  • 205. Figure 5-36 NetView objects properties — Other tab After this, you can launch the Web application by right-clicking the object and then selecting Management Page, as shown in Figure 5-37. Figure 5-37 Launch of the management page Important: This definition will be lost if your device is removed from the SAN and subsequently rediscovered, since it will be a new object for NetView.176 IBM Tivoli Storage Area Network Manager: A Practical Introduction

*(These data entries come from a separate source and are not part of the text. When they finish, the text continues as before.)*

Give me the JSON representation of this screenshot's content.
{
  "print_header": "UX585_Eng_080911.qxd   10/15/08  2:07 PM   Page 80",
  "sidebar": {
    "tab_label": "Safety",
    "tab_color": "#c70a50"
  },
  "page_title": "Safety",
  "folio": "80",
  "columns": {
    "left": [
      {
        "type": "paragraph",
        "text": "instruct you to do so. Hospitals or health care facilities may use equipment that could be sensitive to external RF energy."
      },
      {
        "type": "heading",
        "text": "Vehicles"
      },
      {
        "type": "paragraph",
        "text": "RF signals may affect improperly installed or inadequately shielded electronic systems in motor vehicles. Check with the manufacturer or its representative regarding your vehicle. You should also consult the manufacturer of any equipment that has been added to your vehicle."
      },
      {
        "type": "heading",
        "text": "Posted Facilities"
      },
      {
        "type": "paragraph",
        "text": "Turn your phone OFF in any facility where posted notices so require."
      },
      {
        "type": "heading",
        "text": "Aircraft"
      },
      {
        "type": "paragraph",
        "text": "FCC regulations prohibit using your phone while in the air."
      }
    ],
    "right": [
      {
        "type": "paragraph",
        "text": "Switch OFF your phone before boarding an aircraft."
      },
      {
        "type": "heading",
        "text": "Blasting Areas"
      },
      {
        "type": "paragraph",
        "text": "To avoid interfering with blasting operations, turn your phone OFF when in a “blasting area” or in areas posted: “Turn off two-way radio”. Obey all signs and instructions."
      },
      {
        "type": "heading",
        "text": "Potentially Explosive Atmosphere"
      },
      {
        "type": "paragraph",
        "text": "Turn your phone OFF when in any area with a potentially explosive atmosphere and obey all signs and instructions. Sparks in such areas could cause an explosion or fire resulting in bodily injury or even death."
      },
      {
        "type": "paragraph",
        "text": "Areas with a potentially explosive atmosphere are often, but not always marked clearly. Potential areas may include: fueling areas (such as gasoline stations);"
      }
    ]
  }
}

  • 206. 5.5.3 Non-Web applications You can also configure the NetView toolbar menu to launch a locally installed management application from the NetView console. Here we show you how to configure NetView to launch the management application for the IBM SAN Data Gateway. You can use the same procedure for any other application that is installed on the NetView server. 1. Create a file in the directory usrovregistrationc. You can call it anything with a .REG extension, for example, here, SanDG.reg. Insert the lines shown in Example 5-1. If you have other management applications to insert, create different .REG files in the same directory, as NetView will automatically scan this directory for extra items. Example 5-1 File to enable launch of non-Web application from NetView console Application "SDG Specialist" { Description { "SDG Specialist" } Command "C:Program FilesIBM StorWatchIBM ClientLaunch.exe"; MenuBar "Tools" { <55> "SDG Specialist"_G f.action "aSDG"; } Action "aSDG" { Command "C:Program FilesIBM StorWatchIBM ClientLaunch.exe"; } } 2. Stop NetView 3. To be sure that the application can be automatically launched, update the PATH variable on your server and add the path to the program directory. My Computer -> Properties, select the Advanced tab -> Environment Variables. Under System Variables, select PATH. Include the full pathname of the application in the PATH variable (Figure 5-38). Figure 5-38 PATH environment variable 4. Re-start NetView. After this, you will be able to launch the SAN Data Gateway application by selecting it from the Tools menu as shown in Figure 5-39. Chapte